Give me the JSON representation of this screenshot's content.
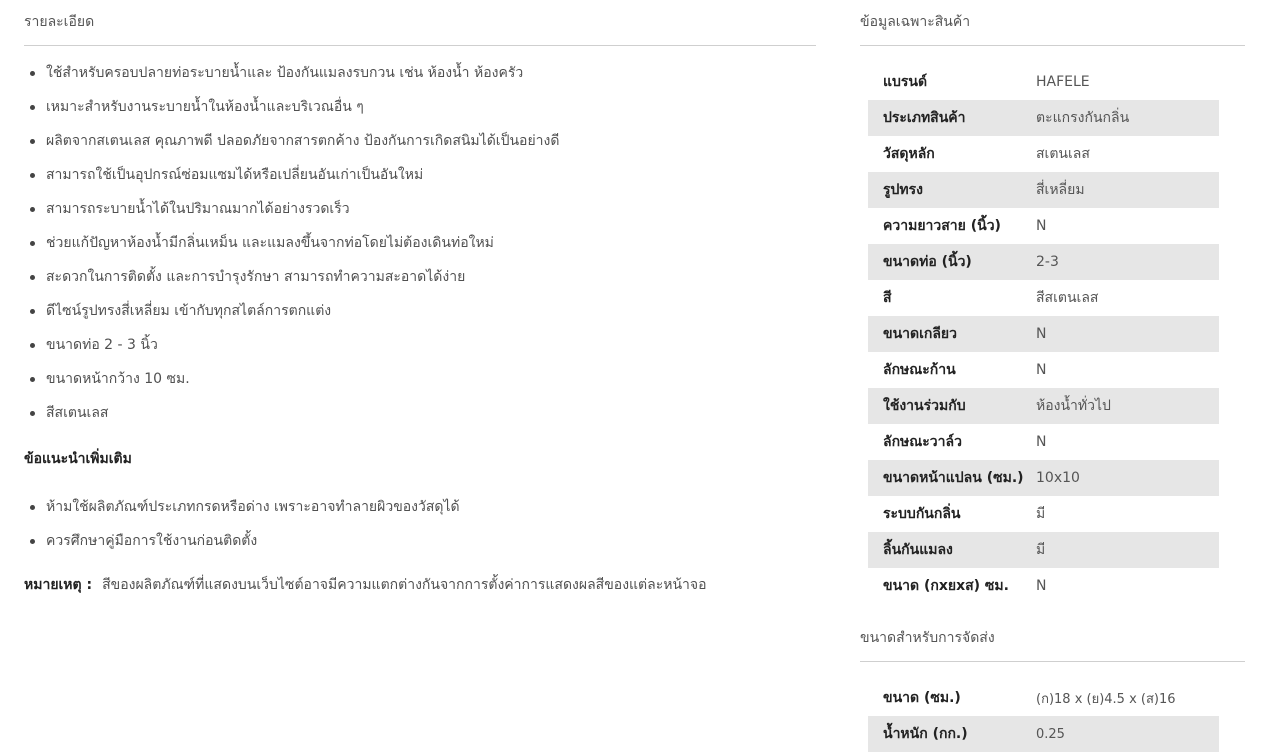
{
  "details": {
    "title": "รายละเอียด",
    "features": [
      "ใช้สำหรับครอบปลายท่อระบายน้ำและ ป้องกันแมลงรบกวน เช่น ห้องน้ำ ห้องครัว",
      "เหมาะสำหรับงานระบายน้ำในห้องน้ำและบริเวณอื่น ๆ",
      "ผลิตจากสเตนเลส คุณภาพดี ปลอดภัยจากสารตกค้าง ป้องกันการเกิดสนิมได้เป็นอย่างดี",
      "สามารถใช้เป็นอุปกรณ์ซ่อมแซมได้หรือเปลี่ยนอันเก่าเป็นอันใหม่",
      "สามารถระบายน้ำได้ในปริมาณมากได้อย่างรวดเร็ว",
      "ช่วยแก้ปัญหาห้องน้ำมีกลิ่นเหม็น และแมลงขึ้นจากท่อโดยไม่ต้องเดินท่อใหม่",
      "สะดวกในการติดตั้ง และการบำรุงรักษา สามารถทำความสะอาดได้ง่าย",
      "ดีไซน์รูปทรงสี่เหลี่ยม เข้ากับทุกสไตล์การตกแต่ง",
      "ขนาดท่อ 2 - 3 นิ้ว",
      "ขนาดหน้ากว้าง 10 ซม.",
      "สีสเตนเลส"
    ],
    "advice_title": "ข้อแนะนำเพิ่มเติม",
    "advice": [
      "ห้ามใช้ผลิตภัณฑ์ประเภทกรดหรือด่าง เพราะอาจทำลายผิวของวัสดุได้",
      "ควรศึกษาคู่มือการใช้งานก่อนติดตั้ง"
    ],
    "note_label": "หมายเหตุ :",
    "note_text": "สีของผลิตภัณฑ์ที่แสดงบนเว็บไซต์อาจมีความแตกต่างกันจากการตั้งค่าการแสดงผลสีของแต่ละหน้าจอ"
  },
  "specs": {
    "title": "ข้อมูลเฉพาะสินค้า",
    "rows": [
      {
        "key": "แบรนด์",
        "value": "HAFELE"
      },
      {
        "key": "ประเภทสินค้า",
        "value": "ตะแกรงกันกลิ่น"
      },
      {
        "key": "วัสดุหลัก",
        "value": "สเตนเลส"
      },
      {
        "key": "รูปทรง",
        "value": "สี่เหลี่ยม"
      },
      {
        "key": "ความยาวสาย (นิ้ว)",
        "value": "N"
      },
      {
        "key": "ขนาดท่อ (นิ้ว)",
        "value": "2-3"
      },
      {
        "key": "สี",
        "value": "สีสเตนเลส"
      },
      {
        "key": "ขนาดเกลียว",
        "value": "N"
      },
      {
        "key": "ลักษณะก้าน",
        "value": "N"
      },
      {
        "key": "ใช้งานร่วมกับ",
        "value": "ห้องน้ำทั่วไป"
      },
      {
        "key": "ลักษณะวาล์ว",
        "value": "N"
      },
      {
        "key": "ขนาดหน้าแปลน (ซม.)",
        "value": "10x10"
      },
      {
        "key": "ระบบกันกลิ่น",
        "value": "มี"
      },
      {
        "key": "ลิ้นกันแมลง",
        "value": "มี"
      },
      {
        "key": "ขนาด (กxยxส) ซม.",
        "value": "N"
      }
    ]
  },
  "shipping": {
    "title": "ขนาดสำหรับการจัดส่ง",
    "rows": [
      {
        "key": "ขนาด (ซม.)",
        "value": "(ก)18 x (ย)4.5 x (ส)16"
      },
      {
        "key": "น้ำหนัก (กก.)",
        "value": "0.25"
      }
    ]
  }
}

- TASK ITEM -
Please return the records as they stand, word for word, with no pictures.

- OUTPUT FOR THIS EXERCISE -
Give me the JSON representation of this screenshot's content.
{
  "details": {
    "title": "รายละเอียด",
    "features": [
      "ใช้สำหรับครอบปลายท่อระบายน้ำและ ป้องกันแมลงรบกวน เช่น ห้องน้ำ ห้องครัว",
      "เหมาะสำหรับงานระบายน้ำในห้องน้ำและบริเวณอื่น ๆ",
      "ผลิตจากสเตนเลส คุณภาพดี ปลอดภัยจากสารตกค้าง ป้องกันการเกิดสนิมได้เป็นอย่างดี",
      "สามารถใช้เป็นอุปกรณ์ซ่อมแซมได้หรือเปลี่ยนอันเก่าเป็นอันใหม่",
      "สามารถระบายน้ำได้ในปริมาณมากได้อย่างรวดเร็ว",
      "ช่วยแก้ปัญหาห้องน้ำมีกลิ่นเหม็น และแมลงขึ้นจากท่อโดยไม่ต้องเดินท่อใหม่",
      "สะดวกในการติดตั้ง และการบำรุงรักษา สามารถทำความสะอาดได้ง่าย",
      "ดีไซน์รูปทรงสี่เหลี่ยม เข้ากับทุกสไตล์การตกแต่ง",
      "ขนาดท่อ 2 - 3 นิ้ว",
      "ขนาดหน้ากว้าง 10 ซม.",
      "สีสเตนเลส"
    ],
    "advice_title": "ข้อแนะนำเพิ่มเติม",
    "advice": [
      "ห้ามใช้ผลิตภัณฑ์ประเภทกรดหรือด่าง เพราะอาจทำลายผิวของวัสดุได้",
      "ควรศึกษาคู่มือการใช้งานก่อนติดตั้ง"
    ],
    "note_label": "หมายเหตุ :",
    "note_text": "สีของผลิตภัณฑ์ที่แสดงบนเว็บไซต์อาจมีความแตกต่างกันจากการตั้งค่าการแสดงผลสีของแต่ละหน้าจอ"
  },
  "specs": {
    "title": "ข้อมูลเฉพาะสินค้า",
    "rows": [
      {
        "key": "แบรนด์",
        "value": "HAFELE"
      },
      {
        "key": "ประเภทสินค้า",
        "value": "ตะแกรงกันกลิ่น"
      },
      {
        "key": "วัสดุหลัก",
        "value": "สเตนเลส"
      },
      {
        "key": "รูปทรง",
        "value": "สี่เหลี่ยม"
      },
      {
        "key": "ความยาวสาย (นิ้ว)",
        "value": "N"
      },
      {
        "key": "ขนาดท่อ (นิ้ว)",
        "value": "2-3"
      },
      {
        "key": "สี",
        "value": "สีสเตนเลส"
      },
      {
        "key": "ขนาดเกลียว",
        "value": "N"
      },
      {
        "key": "ลักษณะก้าน",
        "value": "N"
      },
      {
        "key": "ใช้งานร่วมกับ",
        "value": "ห้องน้ำทั่วไป"
      },
      {
        "key": "ลักษณะวาล์ว",
        "value": "N"
      },
      {
        "key": "ขนาดหน้าแปลน (ซม.)",
        "value": "10x10"
      },
      {
        "key": "ระบบกันกลิ่น",
        "value": "มี"
      },
      {
        "key": "ลิ้นกันแมลง",
        "value": "มี"
      },
      {
        "key": "ขนาด (กxยxส) ซม.",
        "value": "N"
      }
    ]
  },
  "shipping": {
    "title": "ขนาดสำหรับการจัดส่ง",
    "rows": [
      {
        "key": "ขนาด (ซม.)",
        "value": "(ก)18 x (ย)4.5 x (ส)16"
      },
      {
        "key": "น้ำหนัก (กก.)",
        "value": "0.25"
      }
    ]
  }
}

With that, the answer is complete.